Thus for once Krueger's one-liners are completely in tune with the movie. The notion of Freddy running his dreamscapes on Wile E. Coyote logic yields one or two moments that are both hilarious and sick. Admittedly it couldn't be said to result in a scary film, but I'm delighted that for once at last the franchise allowed itself to relax and be as silly as we knew it could be. Even the music is amazing and lots of fun. Well, except for the rubbish closing theme of course.
Freddy's make-up looks poor though, not helped by a reluctance to wear the hat. I missed the hat.
3. A big coincidence, along the lines of "Why did X run into Y?"
So, these two movies. What are they all about? There's a wonderful idea in the first one, so delicious that I was willing to forgive it almost anything.
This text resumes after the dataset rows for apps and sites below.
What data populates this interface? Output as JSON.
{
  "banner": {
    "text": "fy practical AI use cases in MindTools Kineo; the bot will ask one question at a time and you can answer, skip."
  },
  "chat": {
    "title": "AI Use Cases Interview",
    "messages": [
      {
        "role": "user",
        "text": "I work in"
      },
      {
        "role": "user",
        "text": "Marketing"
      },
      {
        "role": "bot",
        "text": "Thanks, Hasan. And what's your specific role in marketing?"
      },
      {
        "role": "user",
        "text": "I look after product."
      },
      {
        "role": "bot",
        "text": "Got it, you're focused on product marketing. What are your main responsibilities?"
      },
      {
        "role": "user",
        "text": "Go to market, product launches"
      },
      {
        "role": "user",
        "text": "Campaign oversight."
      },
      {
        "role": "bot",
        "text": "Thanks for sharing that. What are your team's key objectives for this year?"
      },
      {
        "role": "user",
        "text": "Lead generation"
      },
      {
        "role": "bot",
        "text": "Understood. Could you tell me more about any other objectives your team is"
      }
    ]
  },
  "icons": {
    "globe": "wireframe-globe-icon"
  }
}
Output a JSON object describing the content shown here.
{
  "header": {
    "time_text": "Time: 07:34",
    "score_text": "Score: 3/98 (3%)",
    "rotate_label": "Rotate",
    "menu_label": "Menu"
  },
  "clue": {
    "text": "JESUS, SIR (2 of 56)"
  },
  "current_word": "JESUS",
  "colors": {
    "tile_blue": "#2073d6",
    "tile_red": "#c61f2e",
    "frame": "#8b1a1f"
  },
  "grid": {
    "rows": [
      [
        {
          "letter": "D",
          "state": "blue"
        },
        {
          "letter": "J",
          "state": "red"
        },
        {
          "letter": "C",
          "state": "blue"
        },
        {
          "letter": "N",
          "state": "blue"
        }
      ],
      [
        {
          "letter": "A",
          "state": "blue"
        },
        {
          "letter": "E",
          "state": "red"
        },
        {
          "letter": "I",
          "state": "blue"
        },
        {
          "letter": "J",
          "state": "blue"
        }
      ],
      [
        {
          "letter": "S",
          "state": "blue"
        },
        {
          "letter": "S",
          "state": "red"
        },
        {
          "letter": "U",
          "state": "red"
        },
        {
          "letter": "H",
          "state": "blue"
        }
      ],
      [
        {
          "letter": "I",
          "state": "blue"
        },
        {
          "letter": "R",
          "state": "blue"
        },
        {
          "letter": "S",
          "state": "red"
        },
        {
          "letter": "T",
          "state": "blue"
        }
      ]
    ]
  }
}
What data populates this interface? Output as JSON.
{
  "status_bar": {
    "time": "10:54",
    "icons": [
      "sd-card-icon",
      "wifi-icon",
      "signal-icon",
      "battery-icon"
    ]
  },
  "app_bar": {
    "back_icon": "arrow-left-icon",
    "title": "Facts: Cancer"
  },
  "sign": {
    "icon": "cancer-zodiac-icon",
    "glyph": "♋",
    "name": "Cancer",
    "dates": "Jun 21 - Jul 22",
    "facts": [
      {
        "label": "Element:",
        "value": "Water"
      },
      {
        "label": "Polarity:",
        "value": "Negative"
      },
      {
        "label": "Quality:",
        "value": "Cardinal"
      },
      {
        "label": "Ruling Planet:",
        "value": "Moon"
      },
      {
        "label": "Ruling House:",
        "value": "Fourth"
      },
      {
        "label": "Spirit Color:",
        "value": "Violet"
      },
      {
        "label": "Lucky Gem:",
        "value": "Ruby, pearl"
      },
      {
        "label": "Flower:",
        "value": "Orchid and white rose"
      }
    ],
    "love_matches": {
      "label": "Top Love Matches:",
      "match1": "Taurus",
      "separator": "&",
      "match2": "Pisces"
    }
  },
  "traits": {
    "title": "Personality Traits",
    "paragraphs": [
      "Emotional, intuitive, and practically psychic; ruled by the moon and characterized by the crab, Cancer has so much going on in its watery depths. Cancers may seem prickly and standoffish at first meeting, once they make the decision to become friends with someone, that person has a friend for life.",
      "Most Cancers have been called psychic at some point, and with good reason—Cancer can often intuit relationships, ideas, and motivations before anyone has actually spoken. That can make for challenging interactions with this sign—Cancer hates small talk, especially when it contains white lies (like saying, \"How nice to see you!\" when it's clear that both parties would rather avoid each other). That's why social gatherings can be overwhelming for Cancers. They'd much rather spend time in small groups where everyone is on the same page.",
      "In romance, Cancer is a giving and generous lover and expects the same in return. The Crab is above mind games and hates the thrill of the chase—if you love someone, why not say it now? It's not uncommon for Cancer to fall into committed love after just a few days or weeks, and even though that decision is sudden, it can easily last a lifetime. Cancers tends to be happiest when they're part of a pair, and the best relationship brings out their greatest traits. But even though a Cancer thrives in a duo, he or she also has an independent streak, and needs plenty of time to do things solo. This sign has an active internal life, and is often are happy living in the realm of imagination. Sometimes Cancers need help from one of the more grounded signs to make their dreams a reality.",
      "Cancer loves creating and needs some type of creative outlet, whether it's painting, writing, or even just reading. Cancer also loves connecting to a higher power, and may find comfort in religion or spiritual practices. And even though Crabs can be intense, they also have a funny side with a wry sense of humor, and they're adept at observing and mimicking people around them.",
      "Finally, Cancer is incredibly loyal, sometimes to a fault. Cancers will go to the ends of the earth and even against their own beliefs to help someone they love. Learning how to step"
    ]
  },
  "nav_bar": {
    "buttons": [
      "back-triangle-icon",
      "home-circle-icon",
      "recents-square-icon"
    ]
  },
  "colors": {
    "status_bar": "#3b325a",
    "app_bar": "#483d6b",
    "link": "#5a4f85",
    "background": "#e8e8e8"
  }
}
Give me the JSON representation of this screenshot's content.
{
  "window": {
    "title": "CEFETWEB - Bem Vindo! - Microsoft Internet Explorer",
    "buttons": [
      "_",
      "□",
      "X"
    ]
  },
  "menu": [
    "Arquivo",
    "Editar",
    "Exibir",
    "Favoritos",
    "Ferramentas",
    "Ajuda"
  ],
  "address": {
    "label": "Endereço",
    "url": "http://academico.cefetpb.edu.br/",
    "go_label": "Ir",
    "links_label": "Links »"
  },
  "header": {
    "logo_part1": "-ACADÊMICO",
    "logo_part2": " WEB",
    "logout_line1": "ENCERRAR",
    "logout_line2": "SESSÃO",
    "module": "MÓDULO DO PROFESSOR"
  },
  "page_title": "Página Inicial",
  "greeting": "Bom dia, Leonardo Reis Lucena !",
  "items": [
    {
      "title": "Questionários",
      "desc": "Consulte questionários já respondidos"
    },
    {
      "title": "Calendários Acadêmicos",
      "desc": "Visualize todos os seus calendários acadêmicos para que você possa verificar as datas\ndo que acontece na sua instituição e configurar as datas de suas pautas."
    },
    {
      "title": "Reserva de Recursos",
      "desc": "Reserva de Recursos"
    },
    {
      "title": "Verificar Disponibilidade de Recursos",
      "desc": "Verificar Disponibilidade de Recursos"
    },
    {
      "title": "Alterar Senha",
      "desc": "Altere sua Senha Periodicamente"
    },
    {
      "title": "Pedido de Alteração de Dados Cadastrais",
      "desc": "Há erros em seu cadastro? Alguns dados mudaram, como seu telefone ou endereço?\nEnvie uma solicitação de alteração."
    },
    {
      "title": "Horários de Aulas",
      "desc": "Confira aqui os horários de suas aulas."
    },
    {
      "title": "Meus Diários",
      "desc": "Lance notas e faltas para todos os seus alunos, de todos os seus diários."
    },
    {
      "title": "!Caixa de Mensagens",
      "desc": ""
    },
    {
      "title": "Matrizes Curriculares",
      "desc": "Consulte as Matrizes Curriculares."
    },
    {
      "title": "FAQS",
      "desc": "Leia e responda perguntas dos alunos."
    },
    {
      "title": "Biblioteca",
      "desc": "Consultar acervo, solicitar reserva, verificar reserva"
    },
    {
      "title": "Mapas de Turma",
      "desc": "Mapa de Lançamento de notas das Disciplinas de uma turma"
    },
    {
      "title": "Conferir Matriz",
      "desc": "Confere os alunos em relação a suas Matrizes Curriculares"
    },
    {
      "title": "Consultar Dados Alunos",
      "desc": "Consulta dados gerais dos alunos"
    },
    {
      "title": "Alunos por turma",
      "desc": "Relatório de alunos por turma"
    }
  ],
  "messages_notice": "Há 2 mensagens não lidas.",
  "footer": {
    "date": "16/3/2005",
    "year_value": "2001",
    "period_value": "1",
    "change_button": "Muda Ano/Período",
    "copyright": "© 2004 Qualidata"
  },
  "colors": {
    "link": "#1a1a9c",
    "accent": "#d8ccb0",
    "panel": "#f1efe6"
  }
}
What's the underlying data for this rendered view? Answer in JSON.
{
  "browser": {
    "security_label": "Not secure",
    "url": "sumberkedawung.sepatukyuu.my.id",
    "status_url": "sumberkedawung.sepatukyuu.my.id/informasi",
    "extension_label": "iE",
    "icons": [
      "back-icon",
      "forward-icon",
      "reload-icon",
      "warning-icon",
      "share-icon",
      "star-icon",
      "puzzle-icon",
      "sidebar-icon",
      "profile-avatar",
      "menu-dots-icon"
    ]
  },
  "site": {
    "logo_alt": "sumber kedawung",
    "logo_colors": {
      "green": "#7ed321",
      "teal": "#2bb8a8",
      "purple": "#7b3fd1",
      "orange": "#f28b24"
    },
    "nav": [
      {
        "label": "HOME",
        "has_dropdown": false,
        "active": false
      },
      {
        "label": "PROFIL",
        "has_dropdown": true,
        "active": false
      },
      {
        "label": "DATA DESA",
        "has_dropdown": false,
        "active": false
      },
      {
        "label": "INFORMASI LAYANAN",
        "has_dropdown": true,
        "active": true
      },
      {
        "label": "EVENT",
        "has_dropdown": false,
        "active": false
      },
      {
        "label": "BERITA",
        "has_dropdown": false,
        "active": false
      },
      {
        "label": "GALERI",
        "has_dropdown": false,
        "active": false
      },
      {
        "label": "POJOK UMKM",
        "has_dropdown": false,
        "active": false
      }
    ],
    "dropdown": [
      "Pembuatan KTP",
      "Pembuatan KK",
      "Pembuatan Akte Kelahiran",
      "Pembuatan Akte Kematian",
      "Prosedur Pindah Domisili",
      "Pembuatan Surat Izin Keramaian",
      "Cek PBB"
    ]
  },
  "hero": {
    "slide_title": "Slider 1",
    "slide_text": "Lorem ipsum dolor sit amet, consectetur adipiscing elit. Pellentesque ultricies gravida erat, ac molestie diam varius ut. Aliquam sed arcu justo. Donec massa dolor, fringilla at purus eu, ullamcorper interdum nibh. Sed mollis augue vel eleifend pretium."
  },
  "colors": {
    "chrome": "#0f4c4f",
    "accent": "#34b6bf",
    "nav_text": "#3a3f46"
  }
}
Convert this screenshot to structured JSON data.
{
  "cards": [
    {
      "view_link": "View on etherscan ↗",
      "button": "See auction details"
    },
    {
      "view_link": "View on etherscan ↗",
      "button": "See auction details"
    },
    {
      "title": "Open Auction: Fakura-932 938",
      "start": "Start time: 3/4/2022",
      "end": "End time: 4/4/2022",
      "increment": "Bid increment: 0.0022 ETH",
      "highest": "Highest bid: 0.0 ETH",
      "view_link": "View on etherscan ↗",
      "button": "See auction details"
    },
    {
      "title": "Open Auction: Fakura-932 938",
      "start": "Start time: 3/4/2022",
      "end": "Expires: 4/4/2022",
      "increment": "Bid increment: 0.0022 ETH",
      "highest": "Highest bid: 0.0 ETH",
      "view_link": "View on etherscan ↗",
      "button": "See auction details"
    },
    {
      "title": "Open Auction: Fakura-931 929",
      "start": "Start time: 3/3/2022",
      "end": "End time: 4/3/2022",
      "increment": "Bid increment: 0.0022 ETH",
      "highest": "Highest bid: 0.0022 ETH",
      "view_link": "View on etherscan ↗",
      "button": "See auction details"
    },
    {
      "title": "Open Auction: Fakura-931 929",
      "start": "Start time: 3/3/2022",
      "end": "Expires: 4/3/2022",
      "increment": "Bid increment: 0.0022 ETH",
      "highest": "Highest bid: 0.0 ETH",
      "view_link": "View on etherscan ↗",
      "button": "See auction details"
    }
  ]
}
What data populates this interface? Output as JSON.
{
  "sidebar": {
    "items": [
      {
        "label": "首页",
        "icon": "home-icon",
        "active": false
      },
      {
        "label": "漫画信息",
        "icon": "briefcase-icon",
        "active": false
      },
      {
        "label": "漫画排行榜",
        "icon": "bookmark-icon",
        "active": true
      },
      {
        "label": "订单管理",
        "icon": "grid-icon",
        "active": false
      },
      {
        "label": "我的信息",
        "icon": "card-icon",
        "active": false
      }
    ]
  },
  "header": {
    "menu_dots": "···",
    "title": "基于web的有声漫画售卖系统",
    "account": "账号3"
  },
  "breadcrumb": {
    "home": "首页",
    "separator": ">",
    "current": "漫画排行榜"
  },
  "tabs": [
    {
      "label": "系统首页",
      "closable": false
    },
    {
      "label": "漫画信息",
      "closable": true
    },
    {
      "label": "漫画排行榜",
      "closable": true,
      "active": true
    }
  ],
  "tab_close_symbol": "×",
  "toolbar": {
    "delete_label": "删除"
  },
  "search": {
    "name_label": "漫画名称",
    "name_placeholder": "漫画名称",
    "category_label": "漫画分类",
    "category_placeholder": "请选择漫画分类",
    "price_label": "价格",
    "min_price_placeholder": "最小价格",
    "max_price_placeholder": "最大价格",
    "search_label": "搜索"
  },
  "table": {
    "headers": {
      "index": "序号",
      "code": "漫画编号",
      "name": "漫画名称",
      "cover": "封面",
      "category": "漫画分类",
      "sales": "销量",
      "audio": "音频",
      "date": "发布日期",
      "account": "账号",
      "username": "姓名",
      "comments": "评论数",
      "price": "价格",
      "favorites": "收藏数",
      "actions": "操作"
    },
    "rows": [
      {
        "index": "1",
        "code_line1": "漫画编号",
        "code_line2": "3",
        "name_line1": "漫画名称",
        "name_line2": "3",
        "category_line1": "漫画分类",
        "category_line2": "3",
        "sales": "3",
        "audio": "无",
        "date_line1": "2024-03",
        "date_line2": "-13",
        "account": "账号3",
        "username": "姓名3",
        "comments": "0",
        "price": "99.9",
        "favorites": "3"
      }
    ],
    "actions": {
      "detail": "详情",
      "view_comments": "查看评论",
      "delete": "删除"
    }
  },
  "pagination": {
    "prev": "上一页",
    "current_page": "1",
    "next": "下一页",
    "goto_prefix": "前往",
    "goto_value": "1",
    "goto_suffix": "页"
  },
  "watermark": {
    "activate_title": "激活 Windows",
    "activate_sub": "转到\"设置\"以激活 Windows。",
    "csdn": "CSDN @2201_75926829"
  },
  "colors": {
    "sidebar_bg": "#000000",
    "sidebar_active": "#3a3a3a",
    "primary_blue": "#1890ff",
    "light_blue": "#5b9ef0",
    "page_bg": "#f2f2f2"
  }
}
It's ten years in the future and Freddy's won! He's killed every teenager but one in Springwood, Ohio, and the adults are suffering mass psychoses. His problem is that he's about to run out of victims. This is awesome. It's something I'd never expected, yet it makes perfect sense... well, if you don't stop and ask awkward questions like "Why hasn't the rest of the world noticed?" We don't spend much time in Springwood, but those scenes we do get show us a place that's broken in the head. It's freaky, it's fascinating and it's seemingly doing its darnedest to kill off any chance of more sequels. It's just delicious. I ate it up. Worldbuilding is doubly welcome in the horror genre because you so rarely see it. The natural setting for horror movies is "here and now". Theoretically this film shows you nothing you couldn't see a million times over in SF, but horror will skew everything through its own warped perspectives.
The second movie ends up being about Freddy and fatherhood. No, really. This is explored in all kinds of ways, with most of the main characters having father issues of one kind or another. This franchise has always basically been about the relationships between adults and children, but never so clearly as in Parts 5 and 6. I didn't believe the stuff about Freddy turning into a supernatural killing machine because they took away his child, but I hope I wasn't meant to. If the filmmakers meant all that to be taken literally, they're stupider than I thought. Nevertheless it's still an interesting theme for the film, helped along by a surprising number of scenes of Robert Englund without make-up. Yup, we're going into Freddy's backstory. That includes his childhood. Believe it or not, I liked all that too.
Amazingly that's not even the only attempted explanation for Freddy's evil, with the other being flying snake skull people. They're even more contrived, but I quite liked them.
I might have thought this film was brilliant if it hadn't been for that twenty-minute transition between its two halves. "Why am I watching this?" is never a question you want to put in your audience's minds. The lack of worthwhile protagonists is also a problem and one that I'd normally be objecting to more strongly, but I think for me the story of Freddy and his world was as much of a hook as anything else. I'd hesitate to recommend it, but that's only because everyone else seems to have hated it and the law of averages might suggest that you're more likely to agree with them than me. However personally on this I think the rest of the world is wrong.
It's a brave film. It takes balls of steel to choose to be this ridiculous. It has nice continuity touches with the rest of the series and it feels oddly faithful, in its own slapstick way. It has that old house. It entertained me like a mad bastard. You'd be mad to call it flawless but I really think, without kitsch or irony, that it's a worthwhile film and deserves attention.